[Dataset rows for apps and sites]
***

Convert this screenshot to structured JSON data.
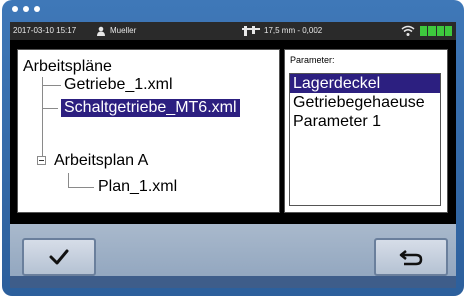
{
  "statusbar": {
    "datetime": "2017-03-10 15:17",
    "user": "Mueller",
    "measurement": "17,5 mm - 0,002"
  },
  "tree": {
    "root": "Arbeitspläne",
    "items": [
      {
        "label": "Getriebe_1.xml",
        "selected": false
      },
      {
        "label": "Schaltgetriebe_MT6.xml",
        "selected": true
      },
      {
        "label": "Arbeitsplan A",
        "selected": false
      },
      {
        "label": "Plan_1.xml",
        "selected": false
      }
    ]
  },
  "parameters": {
    "label": "Parameter:",
    "items": [
      {
        "label": "Lagerdeckel",
        "selected": true
      },
      {
        "label": "Getriebegehaeuse",
        "selected": false
      },
      {
        "label": "Parameter 1",
        "selected": false
      }
    ]
  },
  "icons": {
    "confirm": "checkmark-icon",
    "back": "return-arrow-icon",
    "user": "user-icon",
    "caliper": "caliper-icon",
    "wifi": "wifi-icon"
  },
  "colors": {
    "selection": "#2c1f80",
    "frame": "#3f78b8",
    "battery": "#3ec83e"
  }
}
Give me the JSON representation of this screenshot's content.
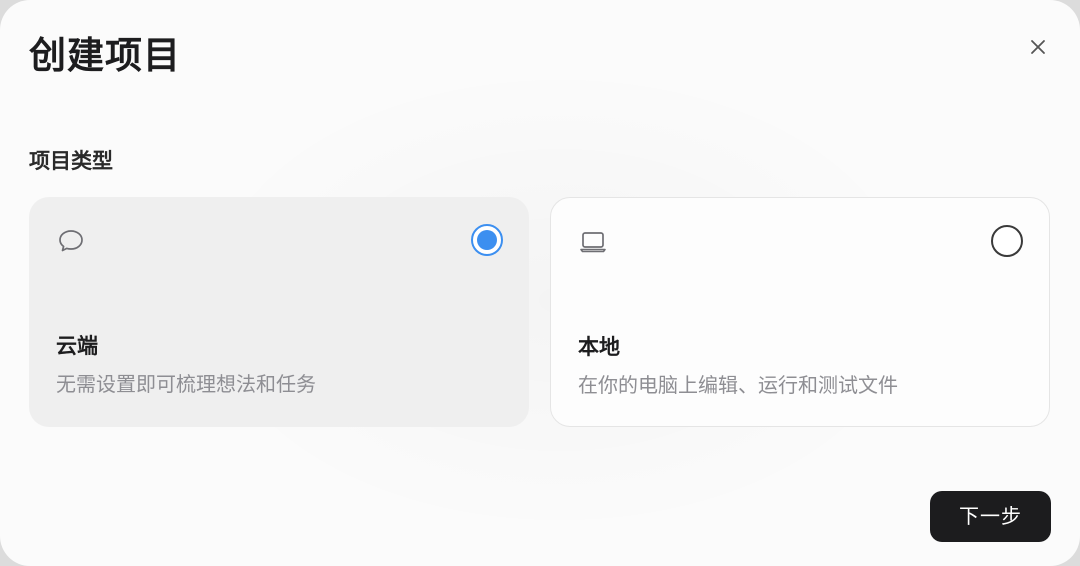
{
  "dialog": {
    "title": "创建项目",
    "close_icon": "close-icon"
  },
  "project_type": {
    "label": "项目类型",
    "options": [
      {
        "icon": "chat-bubble-icon",
        "title": "云端",
        "description": "无需设置即可梳理想法和任务",
        "selected": true
      },
      {
        "icon": "laptop-icon",
        "title": "本地",
        "description": "在你的电脑上编辑、运行和测试文件",
        "selected": false
      }
    ]
  },
  "footer": {
    "next_label": "下一步"
  },
  "colors": {
    "accent": "#3c8ff0",
    "primary_button": "#1c1c1e",
    "selected_card": "#efefef"
  }
}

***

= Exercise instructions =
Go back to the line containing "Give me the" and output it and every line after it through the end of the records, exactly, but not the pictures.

= Written answer =
Give me the JSON representation of this screenshot's content.
{
  "dialog": {
    "title": "创建项目",
    "close_icon": "close-icon"
  },
  "project_type": {
    "label": "项目类型",
    "options": [
      {
        "icon": "chat-bubble-icon",
        "title": "云端",
        "description": "无需设置即可梳理想法和任务",
        "selected": true
      },
      {
        "icon": "laptop-icon",
        "title": "本地",
        "description": "在你的电脑上编辑、运行和测试文件",
        "selected": false
      }
    ]
  },
  "footer": {
    "next_label": "下一步"
  },
  "colors": {
    "accent": "#3c8ff0",
    "primary_button": "#1c1c1e",
    "selected_card": "#efefef"
  }
}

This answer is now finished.